Facilitating the meeting between the secular Jewish boys and the Palestinian Camp Kids was other instance where the Promise Film Project was not being strictly documentary film makers. But to their credit, they pointed out the perilousness and rarity of this outreach.
Promises was very successful in not getting stranded in the mental minefield of politics. But the lack of political context propagandized a heart tugging situation. Sanabal, a Palestinian girl in the refugee camp, was growing up without her father, as he was being indefinitely held in an Israeli prison without charges. This seems horrific unless one appreciates that he was a journalist for Hamas, a terrorist organization which is resolved in eradicating the Jewish state. Promises mentioned that he was Hamas-nik, but never fleshed out what that meant. The film gives an impression of Israeli’s might as being a militarily heavy handed occupier, without balancing that there can be no peaceful co-existence with ardent followers of Hamas.
The film was provocative, funny and endearing. What concerns me are attempts to use it in a social justice campaign. Holy Trinity, a parish in Georgetown, DC that has a two century Jesuit tradition, used The Promise to initiate dialogue and possibly other outreach. In introducing the film, the Social Justice coordinator admitted that histories could be disputed. But in his weltanschauung, Jews came back to the Holy Land after World War II but were only 33% of the population at the time of the UN mandate yet they received half the land. There were wars in 1948 and 1967 where Israel expanded its holdings and then there were several instances of the Intifada where Palestinians fought back.
That “admittedly disputed” short history of Israel is about as puerile as the kids’ theological justifications. What about the Zionist movement that prompted so many religiously inspired Jews from the 1880s through the 1920s to move back to the Holy Land (and buy property) to make the desert once again a land of milk and honey? The quick and dirty history forgets about the Balfour Declaration from the British that dedicates the Palestine Mandate to the Jewish People. As for the War of 1948, Israel declares its independence based on the UN mandate and is attacked the next day by its Arab neighbors. The 1967 War was another act of Arab aggression. And the intifada inspired a peace process where Yasser Arafat got 95% of what he asked for, but that was insufficient for the suffering Palestinians. But those inconvenient truths are glossed over.

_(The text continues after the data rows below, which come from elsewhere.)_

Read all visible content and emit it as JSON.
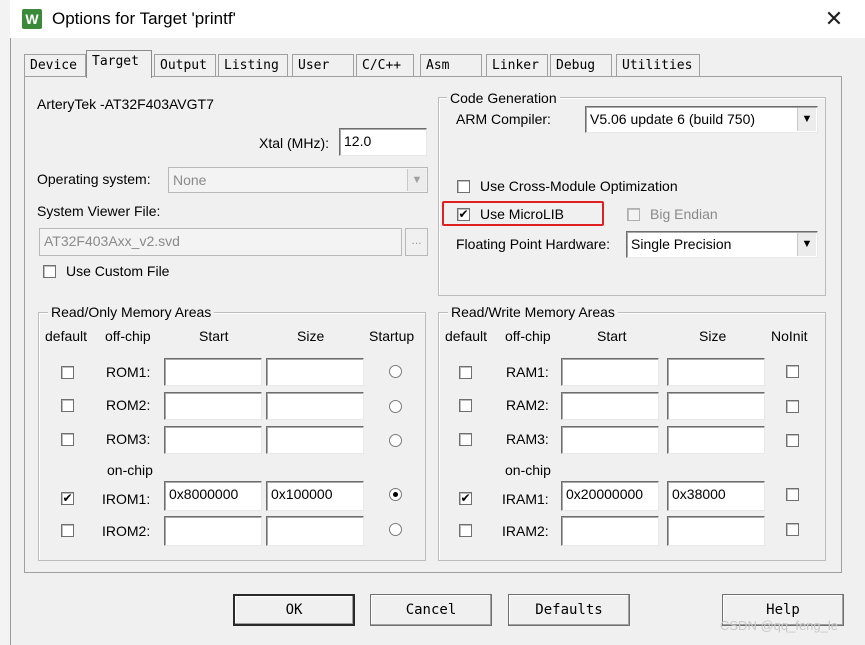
{
  "window": {
    "title": "Options for Target 'printf'",
    "app_icon": "W",
    "close_glyph": "✕"
  },
  "tabs": [
    "Device",
    "Target",
    "Output",
    "Listing",
    "User",
    "C/C++",
    "Asm",
    "Linker",
    "Debug",
    "Utilities"
  ],
  "active_tab": "Target",
  "device": {
    "name": "ArteryTek -AT32F403AVGT7",
    "xtal_label": "Xtal (MHz):",
    "xtal_value": "12.0",
    "os_label": "Operating system:",
    "os_value": "None",
    "svf_label": "System Viewer File:",
    "svf_value": "AT32F403Axx_v2.svd",
    "browse_label": "...",
    "custom_file_label": "Use Custom File"
  },
  "code_generation": {
    "title": "Code Generation",
    "compiler_label": "ARM Compiler:",
    "compiler_value": "V5.06 update 6 (build 750)",
    "cross_module_label": "Use Cross-Module Optimization",
    "cross_module_checked": false,
    "microlib_label": "Use MicroLIB",
    "microlib_checked": true,
    "big_endian_label": "Big Endian",
    "fph_label": "Floating Point Hardware:",
    "fph_value": "Single Precision",
    "highlight_color": "#e02020"
  },
  "ro_memory": {
    "title": "Read/Only Memory Areas",
    "headers": {
      "default": "default",
      "offchip": "off-chip",
      "start": "Start",
      "size": "Size",
      "extra": "Startup"
    },
    "onchip_label": "on-chip",
    "rows": [
      {
        "label": "ROM1:",
        "start": "",
        "size": "",
        "default": false,
        "startup": false
      },
      {
        "label": "ROM2:",
        "start": "",
        "size": "",
        "default": false,
        "startup": false
      },
      {
        "label": "ROM3:",
        "start": "",
        "size": "",
        "default": false,
        "startup": false
      },
      {
        "label": "IROM1:",
        "start": "0x8000000",
        "size": "0x100000",
        "default": true,
        "startup": true
      },
      {
        "label": "IROM2:",
        "start": "",
        "size": "",
        "default": false,
        "startup": false
      }
    ]
  },
  "rw_memory": {
    "title": "Read/Write Memory Areas",
    "headers": {
      "default": "default",
      "offchip": "off-chip",
      "start": "Start",
      "size": "Size",
      "extra": "NoInit"
    },
    "onchip_label": "on-chip",
    "rows": [
      {
        "label": "RAM1:",
        "start": "",
        "size": "",
        "default": false,
        "noinit": false
      },
      {
        "label": "RAM2:",
        "start": "",
        "size": "",
        "default": false,
        "noinit": false
      },
      {
        "label": "RAM3:",
        "start": "",
        "size": "",
        "default": false,
        "noinit": false
      },
      {
        "label": "IRAM1:",
        "start": "0x20000000",
        "size": "0x38000",
        "default": true,
        "noinit": false
      },
      {
        "label": "IRAM2:",
        "start": "",
        "size": "",
        "default": false,
        "noinit": false
      }
    ]
  },
  "buttons": {
    "ok": "OK",
    "cancel": "Cancel",
    "defaults": "Defaults",
    "help": "Help"
  },
  "watermark": "CSDN @qq_feng_le",
  "check_glyph": "✔"
}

It is not surprising that the Society of Jesus (the Jesuits) has the same initials as Social Justice. One was left with the distinct feeling that the talk therapy and facilitated dialogue was an attempt to inspire do-gooders to foster dialogue for peace and sympathy for Obama Administration efforts to return to the 1967 “border” and the right of Palestinians to repatriate Israel. So the Palestinians can have three states for the price of one 1. Jordan 2. Palestine West Bank and Gaza 3. Israel proper. Vocalizing these dissenting facts is as worthless as talk therapy when the participants are not on the same page.
While I appreciate the Promises documentary for what it is-a labor of love that has honored the film festival circuit for the past decade and aspires to engender understanding and common humanity. But the glossing over inconvenient truths like the intrinsic animus against Israel by Hamas and the history of hostility promises to make good hearted politically correct activists into useful idiots in the international peace process. If nothing else, this showing of Promises reaffirmed my resolve to support the Restoring Courage in Jerusalem on August 24th where people can stand for our allies in Israel and the tolerant, multi-religious democracy which it represents.